KING: And so, help us understand. I want to ask you a seafood safety question in a minute. But looking at another one of these images and the level of destruction, if one was where we started on the earthquake and tsunami day, and 10 is relative containment to the point where everybody can take a breath and go from the emergency containment challenge to the long-term challenge -- where are we?
GUNDERSEN: I guess we're -- one was bad, 10 was good?
KING: Yes. Ten would be where you could probably deal with the long term challenge and not a day of emergency.
GUNDERSEN: Yes. I'd say we're between a three and a four. The worst is behind us because the reactor cores are down now to where they're generating only about 1 percent of the heat that they did when they ran. So, there's less of this decay heat to deal with. And then, still the best news of all is that the wind has been blowing out to sea.
KING: The wind keeps blowing out, and we're thankful for that.
I want to bring up one more thing here and take a look. We'll call this the life cycle here, with the photos out of the way. You're having radioactivity get into the water. This is oversimplified but it will help people understand.
So, radioactivity gets into the coral, gets down to any grass and sea life there, obviously eaten by little fish which become food for larger fish which often end up on your table.
And again, we're not trying to alarm people, Mr. Gundersen, but in the sense of how long -- how long, once this gets in there, you're talking about cesium and you're talking about other radioactive material as well, once it's in there, how long is it there?
GUNDERSEN: Well, I think -- there's two isotopes, there's iodine, and iodine goes away in about 90 days. That's going to be in seaweed and the Japanese use seaweed a lot for cooking.
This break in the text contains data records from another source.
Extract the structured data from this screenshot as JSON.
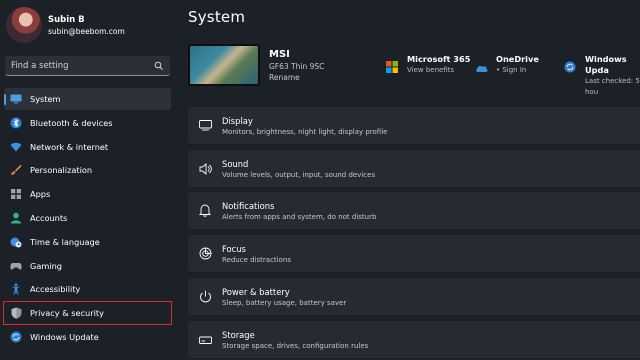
{
  "profile": {
    "name": "Subin B",
    "email": "subin@beebom.com"
  },
  "search": {
    "placeholder": "Find a setting"
  },
  "sidebar": {
    "items": [
      {
        "label": "System",
        "icon": "monitor-icon"
      },
      {
        "label": "Bluetooth & devices",
        "icon": "bluetooth-icon"
      },
      {
        "label": "Network & internet",
        "icon": "wifi-icon"
      },
      {
        "label": "Personalization",
        "icon": "brush-icon"
      },
      {
        "label": "Apps",
        "icon": "apps-icon"
      },
      {
        "label": "Accounts",
        "icon": "person-icon"
      },
      {
        "label": "Time & language",
        "icon": "globe-clock-icon"
      },
      {
        "label": "Gaming",
        "icon": "gamepad-icon"
      },
      {
        "label": "Accessibility",
        "icon": "accessibility-icon"
      },
      {
        "label": "Privacy & security",
        "icon": "shield-icon"
      },
      {
        "label": "Windows Update",
        "icon": "update-icon"
      }
    ]
  },
  "main": {
    "title": "System",
    "device": {
      "name": "MSI",
      "model": "GF63 Thin 9SC",
      "rename": "Rename"
    },
    "quick": [
      {
        "title": "Microsoft 365",
        "sub": "View benefits",
        "icon": "microsoft-logo-icon"
      },
      {
        "title": "OneDrive",
        "sub": "• Sign In",
        "icon": "cloud-icon"
      },
      {
        "title": "Windows Upda",
        "sub": "Last checked: 5 hou",
        "icon": "update-icon"
      }
    ],
    "cards": [
      {
        "title": "Display",
        "sub": "Monitors, brightness, night light, display profile",
        "icon": "display-icon"
      },
      {
        "title": "Sound",
        "sub": "Volume levels, output, input, sound devices",
        "icon": "speaker-icon"
      },
      {
        "title": "Notifications",
        "sub": "Alerts from apps and system, do not disturb",
        "icon": "bell-icon"
      },
      {
        "title": "Focus",
        "sub": "Reduce distractions",
        "icon": "focus-icon"
      },
      {
        "title": "Power & battery",
        "sub": "Sleep, battery usage, battery saver",
        "icon": "power-icon"
      },
      {
        "title": "Storage",
        "sub": "Storage space, drives, configuration rules",
        "icon": "storage-icon"
      }
    ]
  },
  "colors": {
    "accent": "#4ca0e0",
    "highlight_box": "#e02a2a",
    "background": "#1c2027",
    "card": "#262b32"
  }
}
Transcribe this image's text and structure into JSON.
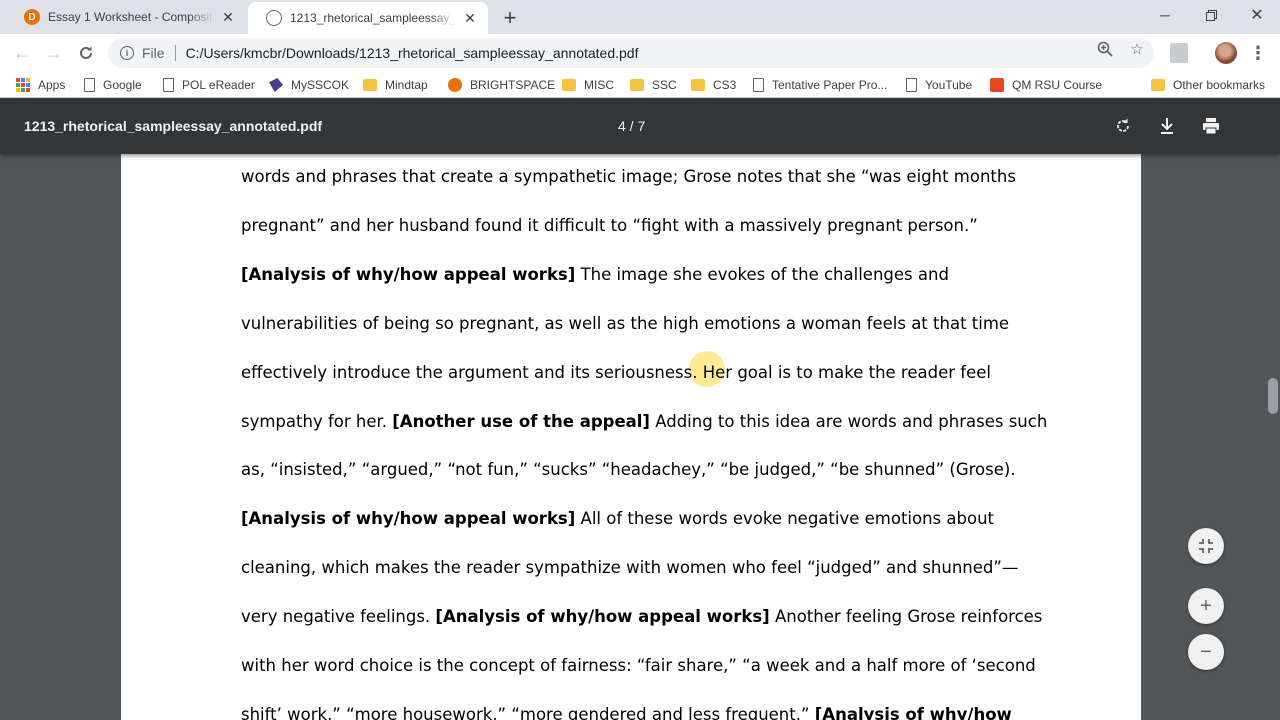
{
  "tabs": [
    {
      "title": "Essay 1 Worksheet - Composition",
      "icon": "d2l-icon",
      "active": false
    },
    {
      "title": "1213_rhetorical_sampleessay_annotated.pdf",
      "icon": "document-icon",
      "active": true
    }
  ],
  "omnibox": {
    "scheme": "File",
    "url": "C:/Users/kmcbr/Downloads/1213_rhetorical_sampleessay_annotated.pdf"
  },
  "bookmarks": [
    {
      "label": "Apps",
      "icon": "apps-icon"
    },
    {
      "label": "Google",
      "icon": "page-icon"
    },
    {
      "label": "POL eReader",
      "icon": "page-icon"
    },
    {
      "label": "MySSCOK",
      "icon": "sscok-icon"
    },
    {
      "label": "Mindtap",
      "icon": "folder-icon"
    },
    {
      "label": "BRIGHTSPACE",
      "icon": "d2l-icon"
    },
    {
      "label": "MISC",
      "icon": "folder-icon"
    },
    {
      "label": "SSC",
      "icon": "folder-icon"
    },
    {
      "label": "CS3",
      "icon": "folder-icon"
    },
    {
      "label": "Tentative Paper Pro...",
      "icon": "page-icon"
    },
    {
      "label": "YouTube",
      "icon": "page-icon"
    },
    {
      "label": "QM RSU Course",
      "icon": "qm-icon"
    },
    {
      "label": "Other bookmarks",
      "icon": "folder-icon"
    }
  ],
  "pdf": {
    "title": "1213_rhetorical_sampleessay_annotated.pdf",
    "page_indicator": "4 / 7"
  },
  "document": {
    "lines": [
      {
        "segments": [
          {
            "text": "words and phrases that create a sympathetic image; Grose notes that she “was eight months",
            "bold": false
          }
        ]
      },
      {
        "segments": [
          {
            "text": "pregnant” and her husband found it difficult to “fight with a massively pregnant person.”",
            "bold": false
          }
        ]
      },
      {
        "segments": [
          {
            "text": "[Analysis of why/how appeal works]",
            "bold": true
          },
          {
            "text": " The image she evokes of the challenges and",
            "bold": false
          }
        ]
      },
      {
        "segments": [
          {
            "text": "vulnerabilities of being so pregnant, as well as the high emotions a woman feels at that time",
            "bold": false
          }
        ]
      },
      {
        "segments": [
          {
            "text": "effectively introduce the argument and its seriousness.  Her goal is to make the reader feel",
            "bold": false
          }
        ]
      },
      {
        "segments": [
          {
            "text": "sympathy for her. ",
            "bold": false
          },
          {
            "text": "[Another use of the appeal]",
            "bold": true
          },
          {
            "text": " Adding to this idea are words and phrases such",
            "bold": false
          }
        ]
      },
      {
        "segments": [
          {
            "text": "as, “insisted,” “argued,” “not fun,” “sucks” “headachey,” “be judged,” “be shunned” (Grose).",
            "bold": false
          }
        ]
      },
      {
        "segments": [
          {
            "text": "[Analysis of why/how appeal works]",
            "bold": true
          },
          {
            "text": " All of these words evoke negative emotions about",
            "bold": false
          }
        ]
      },
      {
        "segments": [
          {
            "text": "cleaning, which makes the reader sympathize with women who feel “judged” and shunned”—",
            "bold": false
          }
        ]
      },
      {
        "segments": [
          {
            "text": "very negative feelings. ",
            "bold": false
          },
          {
            "text": "[Analysis of why/how appeal works]",
            "bold": true
          },
          {
            "text": " Another feeling Grose reinforces",
            "bold": false
          }
        ]
      },
      {
        "segments": [
          {
            "text": "with her word choice is the concept of fairness: “fair share,” “a week and a half more of ‘second",
            "bold": false
          }
        ]
      },
      {
        "segments": [
          {
            "text": "shift’ work,” “more housework,” “more gendered and less frequent.” ",
            "bold": false
          },
          {
            "text": "[Analysis of why/how",
            "bold": true
          }
        ]
      }
    ]
  },
  "colors": {
    "tabstrip": "#dee1e6",
    "pdf_toolbar": "#323639",
    "pdf_background": "#525659",
    "cursor_highlight": "#ffe05a"
  }
}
So, I wouldn't use seaweed within 100 miles of the plant for 90 days.
But the nasty isotope is cesium 137, and that hangs around for 300 years. So, I'm not suggesting it's a 300-year problem, but it will dilute over time and it will reduce.
But, you know, in Germany, they are still experiencing cesium 137 in the wild boars that ate mushrooms from Chernobyl, and that was 25 years ago.
So, it's -- I think, within 100 miles from the plant, you're going to be watching the fish a good 25 years.
KING: You say within 100 miles of the plant -- again, I want to close this down and bring this up. You say within 100 miles of the plant, because most of the discussion from the Japanese government has been 12 and the United States government has said maybe a 50-mile radius. You think it goes well beyond this.
GUNDERSEN: Out in the ocean, I think it will. You know, the fish move, the currents move, and it will push that cesium out into the deep ocean -- and also, more importantly, laterally along the coast.
KING: Arnie Gundersen -- as always, appreciate your insights. We'll keep in touch. We hope -- we hope this announcement tonight they believe they've stopped the more dramatic of the leaks from reactor two is good news. We'll keep on top of that to make sure, sometimes we get word from TEPCO, it turns the next day, we step back. We'll stay on top of that one.
Mr. Gundersen, thanks again.